I'll admit something, like all you 'ex' Christians, I'll probably fall away from God sometime, but I will go back for sure (and I have wandered before). But for now, I just want to be as fruitful in sharing this as I can. Let me tell you more about my life and myself.

I go to a high school and I face everyday conflicts that some that aren't Christians don't realize. I constantly fight the urge to lie and rumor. I know this isn't right, but like I said, I'm not perfect.

People who don't know me think I'm probably the most blessed girl in the world. I'll admit something, I'm not a bad looking girl, guys say I'm pretty (one even called me beautiful), smart and nice. But they have no idea of how hard it is for me to not feel pride, or resist temptation by disobeying my parents by dating guys (I can't date till I'm in university).

People who are presently in Wiccan and were once Christians say that they felt empty until they discovered nature and the practice of Witchcraft. Nature is a revelation that God created, so being around nature doesn't fill that void when you were Christian. And that emptiness? I feel that too, but I know what it is. It is my (and the devil's) urge to go and screw up my life. So quite frankly, sin. But it is not an emptiness that needs to fill, they are temptations. Don't worship what was created, worship the creator.

When Jesus comes again, I pray that those who had 'fallen' out of faith will be blameless in His sight. Or they will be left in eternal death. I am not writing to study God, because He is impossible to study and understand. Think about, He's a God, duh. I just want to know Him and help others to do the same.

Okay, you're probably sick of my babbling, so here's another story.


"Daddy! Daddy!" Stephen yelled in joy as he greeted his father. He was a burly middle-aged man; he worked long shifts in the morning and afternoon at a train stop and had just come home.

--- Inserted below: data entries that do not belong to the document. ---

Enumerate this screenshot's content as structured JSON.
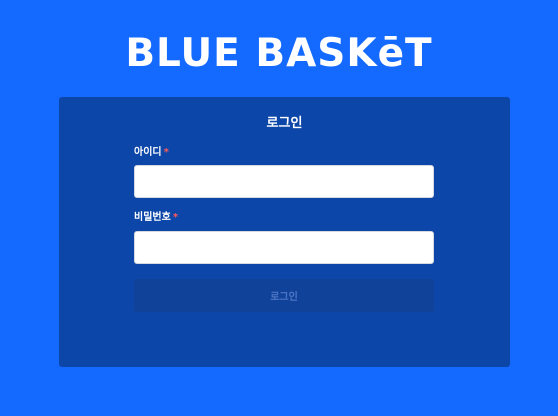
{
  "app": {
    "logo_text": "BLUE BASKēT"
  },
  "login_form": {
    "title": "로그인",
    "id_label": "아이디",
    "id_required_mark": "*",
    "id_value": "",
    "id_placeholder": "",
    "password_label": "비밀번호",
    "password_required_mark": "*",
    "password_value": "",
    "password_placeholder": "",
    "submit_label": "로그인",
    "submit_enabled": false
  },
  "colors": {
    "background": "#1469ff",
    "panel": "#0c46a8",
    "button_disabled": "#11429a",
    "button_text_disabled": "#4e76c4",
    "required_mark": "#ff5a5a"
  }
}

He bent down and picked up his 6-year old son. "Happy early Birthday, big guy!" He greeted, grinning. The two had prepared to go to where he worked and would spend sometime together for the little boy's Birthday. Both couldn't wait.

The next day was beaming with sunshine and perfect. Stephan and his dad walked the 40 minute trip to his dad's stop. His dad was in charge of the bridge train track. He was the controller, made sure that when a train would come, that he would lower the bridge so that the train wouldn't just fall into the deep ravine below and instead go on its way on the tracks on the other side of the ravine.

Stephen's father took out a moving bag and presented it to the squirming boy. "Happy Birthday, son!"

Stephan squealed with joy as a puppy jumped out and licked his face. His dad chuckled and ruffled his son's hair. Stephan looked at his dad, his role model, "I love you, daddy."

Dad smiled and gave him a quick squeeze before going back to his post. He laughed as he watched his only son play on the train tracks with his puppy.

Then something went wrong.

The little yellow dog began to bark. Dad turned to the window and saw Stephan struggling to get out of the tracks. He had gotten his leg caught under its metal jaws. Tears streamed down the little boy's face.

Dad ran out to try to free him, but it was impossible. Stephan began to cry harder and clung onto his daddy's tear stained shirt. All of the sudden, as if the situation couldn't get any worse, it did.

Dad ran to the control panel. A train on the other side of the ravine was fast approaching and he had to lower the bridge. But if he did, and the train came across, it would crush his little boy. But if he didn't, all the people in the passenger train would die.

He looked at his son with tearful eyes. "I love you, Stephan!" He yelled over the roar of the coming train.

He looked at the train and clenched his fists on the control stick. One denied pull and it would be all over for the hundreds of people in the train. But if he did pull it, his little boy would be crushed under the train. He had to choose. Time was running out.

And he did it; he yanked down the stick with all his might. Behind the pull was full of compassion, anger, and sadness. He then collapsed and cried. He covered his eyes; he couldn't watch what would happen next. To his dismay, before the roar of the passenger train drowned Stephen's young voice, he could hear his son, his only son cry out for daddy. He sobbed as the train passed by.

The train stopped a few yards later and the conductor and all the passengers ran out of the train and embraced the crying man. The conductor had tears in his eyes.

"Thank you." The conductor said, his tears choking him.


"For God loved the world so much, He gave his only Son, so that who may ever believe in Him, will not perish, but have everlasting life."

John 3:16